Recently, the state of Ohio Department of Taxation has been ramping up notices sent to companies selling produce in Ohio encouraging compliance with the Commercial Activity Tax (CAT). The tax is not new. We covered it here in 2015. At that time, the state’s tax on out of state shippers was vindicated by the Ohio Supreme Court. Fast forward to 2018, when the U.S. Supreme Court overruled 50 years of Commerce Clause jurisprudence and held that a state may require sellers with no physical presence in the state to collect and remit sales tax for goods sold within the state (South Dakota v. Wayfair, Inc.) and Ohio is more emboldened than ever.
The CAT is a tax imposed on companies that do business in Ohio, even if they don’t have a physical presence in the state, and is calculated based on taxable gross receipts sitused in Ohio. Unlike a sales tax, the CAT cannot be passed on to the Company’s customers.
Taxpayers having over $150,000 in taxable gross receipts sitused to Ohio for the calendar year must first register for CAT with the Department of Taxation and then file tax returns for the CAT. Shippers with $150,000 to $1 million in Ohio based gross receipts in a calendar year must pay an annual minimum tax (AMT) of $150. The AMT for shippers with total taxable gross receipts more than $1 million but less than or equal to $2 million will be $800; AMT for shippers with taxable gross receipts more than $2 million but less than or equal to $4 million, $2,100; and AMT for shippers with taxable gross receipts in excess of $4 million, $2,600. Unlike some states that exempt the sale of fresh produce from their gross receipts tax, there is no such exception for fresh produce in Ohio.

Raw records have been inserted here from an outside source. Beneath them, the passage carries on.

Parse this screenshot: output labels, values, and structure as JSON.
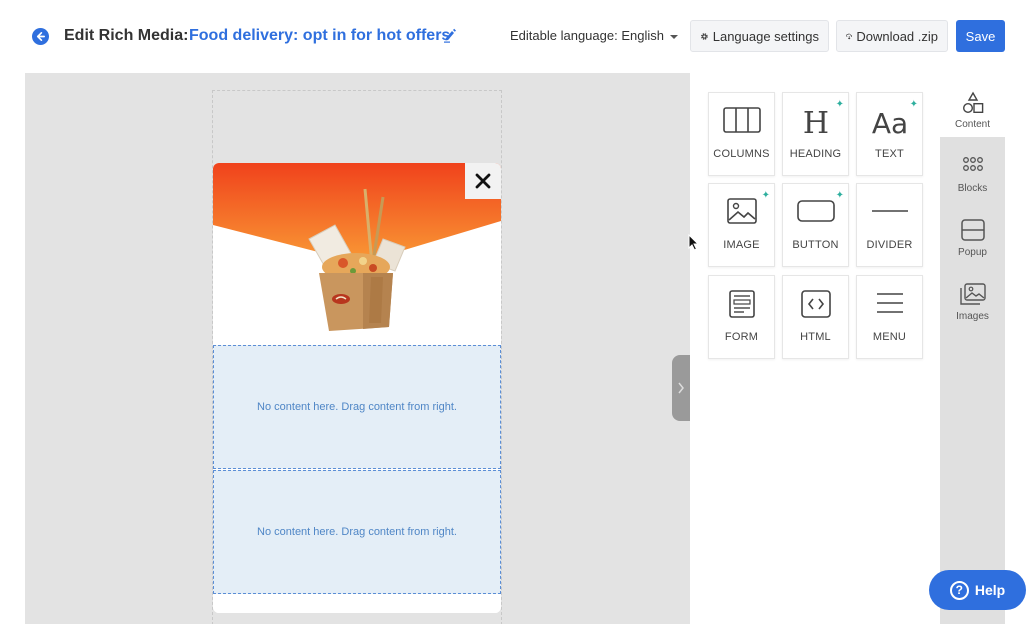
{
  "header": {
    "title_prefix": "Edit Rich Media:",
    "campaign_name": "Food delivery: opt in for hot offers",
    "editable_language": "Editable language: English",
    "language_settings_label": "Language settings",
    "download_label": "Download .zip",
    "save_label": "Save"
  },
  "canvas": {
    "dropzone_text_1": "No content here. Drag content from right.",
    "dropzone_text_2": "No content here. Drag content from right."
  },
  "content_tiles": [
    {
      "label": "COLUMNS",
      "icon": "columns-icon"
    },
    {
      "label": "HEADING",
      "icon": "heading-icon"
    },
    {
      "label": "TEXT",
      "icon": "text-icon"
    },
    {
      "label": "IMAGE",
      "icon": "image-icon"
    },
    {
      "label": "BUTTON",
      "icon": "button-icon"
    },
    {
      "label": "DIVIDER",
      "icon": "divider-icon"
    },
    {
      "label": "FORM",
      "icon": "form-icon"
    },
    {
      "label": "HTML",
      "icon": "html-icon"
    },
    {
      "label": "MENU",
      "icon": "menu-icon"
    }
  ],
  "side_nav": [
    {
      "label": "Content",
      "icon": "shapes-icon",
      "active": true
    },
    {
      "label": "Blocks",
      "icon": "blocks-icon"
    },
    {
      "label": "Popup",
      "icon": "popup-icon"
    },
    {
      "label": "Images",
      "icon": "images-icon"
    }
  ],
  "help_label": "Help",
  "colors": {
    "accent": "#2f6fde",
    "dropzone_bg": "#e4eef7",
    "hero_orange": "#f24b1f"
  }
}
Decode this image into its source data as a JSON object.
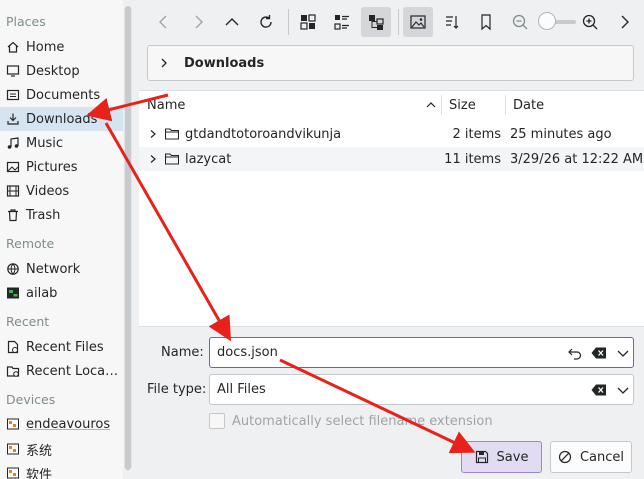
{
  "sidebar": {
    "sections": [
      {
        "header": "Places",
        "items": [
          {
            "label": "Home",
            "icon": "home-icon"
          },
          {
            "label": "Desktop",
            "icon": "desktop-icon"
          },
          {
            "label": "Documents",
            "icon": "documents-icon"
          },
          {
            "label": "Downloads",
            "icon": "downloads-icon",
            "active": true
          },
          {
            "label": "Music",
            "icon": "music-icon"
          },
          {
            "label": "Pictures",
            "icon": "pictures-icon"
          },
          {
            "label": "Videos",
            "icon": "videos-icon"
          },
          {
            "label": "Trash",
            "icon": "trash-icon"
          }
        ]
      },
      {
        "header": "Remote",
        "items": [
          {
            "label": "Network",
            "icon": "network-icon"
          },
          {
            "label": "ailab",
            "icon": "remote-folder-icon"
          }
        ]
      },
      {
        "header": "Recent",
        "items": [
          {
            "label": "Recent Files",
            "icon": "recent-files-icon"
          },
          {
            "label": "Recent Loca…",
            "icon": "recent-locations-icon"
          }
        ]
      },
      {
        "header": "Devices",
        "items": [
          {
            "label": "endeavouros",
            "icon": "drive-icon"
          },
          {
            "label": "系统",
            "icon": "drive-icon"
          },
          {
            "label": "软件",
            "icon": "drive-icon"
          }
        ]
      }
    ]
  },
  "toolbar": {
    "buttons": [
      "back-icon",
      "forward-icon",
      "up-icon",
      "reload-icon",
      "icons-view-icon",
      "compact-view-icon",
      "tree-view-icon",
      "preview-icon",
      "sort-icon",
      "bookmark-icon",
      "zoom-out-icon",
      "zoom-in-icon",
      "more-icon"
    ],
    "zoom_level": 0
  },
  "breadcrumb": {
    "current": "Downloads"
  },
  "filelist": {
    "columns": {
      "name": "Name",
      "size": "Size",
      "date": "Date"
    },
    "sort": {
      "column": "Name",
      "direction": "ascending"
    },
    "rows": [
      {
        "name": "gtdandtotoroandvikunja",
        "size": "2 items",
        "date": "25 minutes ago"
      },
      {
        "name": "lazycat",
        "size": "11 items",
        "date": "3/29/26 at 12:22 AM"
      }
    ]
  },
  "form": {
    "name_label": "Name:",
    "name_value": "docs.json",
    "filetype_label": "File type:",
    "filetype_value": "All Files",
    "auto_ext_label": "Automatically select filename extension",
    "auto_ext_checked": false,
    "save_label": "Save",
    "cancel_label": "Cancel"
  },
  "colors": {
    "accent": "#7b5cc4",
    "selection": "#d6e4f2",
    "annotation_arrow": "#e8221a"
  }
}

Companies that fail to file the Ohio CAT can be subject to an audit with a 10-year lookback to recover uncollected taxes plus penalties and interest. However, shippers that enroll in the state’s voluntary disclosure program can shorten the lookback to three years and eliminate potential penalties if they timely pay any CAT. Keep in mind that the voluntary disclosure program is only available to companies that enroll before receiving a notice from the state; companies that have received a notice from the Ohio tax authority may not avail themselves of the program.
Shippers with Ohio receipts should consult with their tax advisors about entering into a Voluntary Disclosure Agreement with the state before receiving a notice of non-compliance. Additional information can be found on Ohio’s Taxation website here.
Finally, other states, such as Oregon have enacted a similar CAT on gross receipts sitused in the state, or are considering doing so to boost tax revenues.